Follow-on biologics could reduce insulin therapy costs for diabetes patients, but how? This new study reveals.
Follow-on biologics have the potential to significantly reduce costs for patients requiring insulin therapy, according to a new study.
Follow-on biologics are copies of originator innovator biologics. The term is applied to both biologics submitted under the Food, Drug, and Cosmetic Act (FD&C Act) as new drug applications and also to those biologics submitted under the Public Health Service Act as a biologic license application.
“For example, the glargine insulin, Basaglar, was approved via the FD&C Act regulatory pathway. Thus, it is a follow-on biologic, but it is not a biosimilar,” stated authors led by Richard Dolinar, MD, of the Arizona Endocrinology Center in Phoenix. The number of follow-on biologics and biosimilars available in the US is likely to increase markedly in the coming years, including for many of the insulins used to treat diabetes, they noted.
The authors published their review in the February 2018 issue of Endocrine Practice.
Drugs are described as “follow-on biologics” or “biosimilars” depending on the way they are approved by the FDA-but not “bioidentical” or “generic”-because although they are similar, they are not identical to the reference product, which is the original biologic drug.
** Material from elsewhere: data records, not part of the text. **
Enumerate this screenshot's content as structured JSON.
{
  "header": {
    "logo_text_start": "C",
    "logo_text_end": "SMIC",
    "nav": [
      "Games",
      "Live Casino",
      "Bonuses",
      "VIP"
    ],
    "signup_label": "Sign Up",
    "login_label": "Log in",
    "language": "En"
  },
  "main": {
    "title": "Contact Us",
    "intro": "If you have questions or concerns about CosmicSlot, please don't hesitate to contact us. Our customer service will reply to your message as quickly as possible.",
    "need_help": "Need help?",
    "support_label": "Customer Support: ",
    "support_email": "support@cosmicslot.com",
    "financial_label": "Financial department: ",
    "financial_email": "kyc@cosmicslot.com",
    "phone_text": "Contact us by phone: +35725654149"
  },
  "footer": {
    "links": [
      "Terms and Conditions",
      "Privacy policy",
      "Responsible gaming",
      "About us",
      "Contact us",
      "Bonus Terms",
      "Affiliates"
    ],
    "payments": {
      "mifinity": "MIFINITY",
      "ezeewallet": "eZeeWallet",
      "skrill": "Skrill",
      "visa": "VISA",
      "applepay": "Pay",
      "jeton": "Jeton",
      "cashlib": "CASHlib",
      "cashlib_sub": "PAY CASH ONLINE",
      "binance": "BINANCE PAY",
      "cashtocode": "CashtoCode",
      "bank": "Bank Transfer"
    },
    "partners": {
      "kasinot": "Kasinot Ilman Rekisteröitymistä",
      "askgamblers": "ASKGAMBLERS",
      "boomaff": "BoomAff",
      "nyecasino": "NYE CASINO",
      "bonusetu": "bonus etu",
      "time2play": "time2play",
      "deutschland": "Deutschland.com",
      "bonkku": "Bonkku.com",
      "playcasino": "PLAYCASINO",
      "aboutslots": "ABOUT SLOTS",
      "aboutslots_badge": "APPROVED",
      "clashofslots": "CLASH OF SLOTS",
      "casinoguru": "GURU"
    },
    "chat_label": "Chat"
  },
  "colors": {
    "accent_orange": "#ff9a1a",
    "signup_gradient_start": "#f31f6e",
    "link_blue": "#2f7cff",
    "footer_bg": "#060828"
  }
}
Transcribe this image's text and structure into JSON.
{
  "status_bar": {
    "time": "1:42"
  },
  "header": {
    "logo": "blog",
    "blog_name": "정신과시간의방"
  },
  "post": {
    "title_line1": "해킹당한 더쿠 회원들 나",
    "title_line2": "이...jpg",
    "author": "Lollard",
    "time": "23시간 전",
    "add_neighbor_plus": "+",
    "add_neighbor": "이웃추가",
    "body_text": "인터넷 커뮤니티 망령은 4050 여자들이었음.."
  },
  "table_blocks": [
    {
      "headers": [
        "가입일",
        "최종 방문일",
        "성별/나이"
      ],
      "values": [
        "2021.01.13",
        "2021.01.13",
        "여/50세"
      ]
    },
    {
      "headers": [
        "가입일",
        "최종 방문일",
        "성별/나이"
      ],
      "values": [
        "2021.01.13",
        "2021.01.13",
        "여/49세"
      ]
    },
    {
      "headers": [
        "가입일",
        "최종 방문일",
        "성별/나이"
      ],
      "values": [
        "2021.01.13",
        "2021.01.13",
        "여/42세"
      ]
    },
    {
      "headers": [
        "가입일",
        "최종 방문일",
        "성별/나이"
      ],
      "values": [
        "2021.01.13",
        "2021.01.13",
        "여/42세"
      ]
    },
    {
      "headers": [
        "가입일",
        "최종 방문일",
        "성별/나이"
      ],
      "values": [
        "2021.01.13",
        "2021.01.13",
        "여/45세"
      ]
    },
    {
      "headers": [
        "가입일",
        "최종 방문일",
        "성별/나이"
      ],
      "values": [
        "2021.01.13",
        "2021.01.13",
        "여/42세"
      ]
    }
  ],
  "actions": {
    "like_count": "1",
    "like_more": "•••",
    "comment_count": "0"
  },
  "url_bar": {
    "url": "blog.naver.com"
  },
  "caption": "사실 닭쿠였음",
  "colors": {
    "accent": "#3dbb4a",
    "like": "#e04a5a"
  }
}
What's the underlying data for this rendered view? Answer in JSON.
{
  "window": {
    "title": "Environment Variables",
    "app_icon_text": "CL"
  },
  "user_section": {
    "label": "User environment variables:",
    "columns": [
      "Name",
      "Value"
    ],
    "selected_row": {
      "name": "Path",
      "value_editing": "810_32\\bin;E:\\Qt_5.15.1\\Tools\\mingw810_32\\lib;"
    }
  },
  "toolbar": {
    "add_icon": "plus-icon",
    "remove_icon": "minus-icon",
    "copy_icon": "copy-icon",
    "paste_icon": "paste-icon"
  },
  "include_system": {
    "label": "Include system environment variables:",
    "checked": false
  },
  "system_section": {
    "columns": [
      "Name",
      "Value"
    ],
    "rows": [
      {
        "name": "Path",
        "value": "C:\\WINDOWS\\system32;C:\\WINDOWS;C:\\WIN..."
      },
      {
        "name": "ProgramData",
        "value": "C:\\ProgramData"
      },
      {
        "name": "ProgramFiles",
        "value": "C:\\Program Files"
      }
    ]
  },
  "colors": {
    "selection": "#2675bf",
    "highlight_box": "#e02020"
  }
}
Follow-on biologics and biosimilar drugs can be assumed to be similar enough to the reference biologic product to allow them to be used interchangeably.
No criteria are available for establishing the therapeutic equivalence of follow-on biologics that have used the new drug approval regulatory pathway under the FD&C Act. “Thus, a follow-on biologic, such as Basaglar, which has used this pathway, has not been rated in regard to therapeutic equivalency. Thus, it should not be substituted by the pharmacist without the expressed permission of the prescriber,” they stated.
Insurance companies will likely end up dictating which products patients receive. In 2017, many insurance plans dropped reference Lantus from their formularies in favor of the follow-on Basaglar. Pharmacies will also play a role. One large pharmacy benefit manager recently chose follow-on Basaglar above other currently used reference insulin glargine products for its formulary, the authors noted.
Although Basaglar is a glargine insulin with the identical amino acid sequence as Lantus, it is not considered to be identical because it uses a different manufacturing process and excipients, and therefore is not substitutable for Lantus.
“Instead, it is best viewed as another different brand name glargine insulin,” they stated. “Because of this, if glargine insulin is ordered, then the pharmacist should contact the prescriber to verify which brand of glargine to give to the patient. It is the prescriber who decides and not the pharmacist.”
For some biologics for insulin, the product is closely linked to the delivery device. Regular use of these devices means they become part of a patient's routine. “Familiarity and comfort with a device may encourage patients to prefer a specific branded insulin, even if ‘cheaper’ copies are available,” they stated. “Importantly, the relatively small price differentials between biosimilars and the reference drug will likely result in direct competition between the two drugs. This may therefore drive down the cost of the reference drug.”
Dolinar R, Lavernia F, Edelman S. A guide to follow-on biologics and biosimilars with a focus on insulin. Endocr Pract. 2018;24:195-204.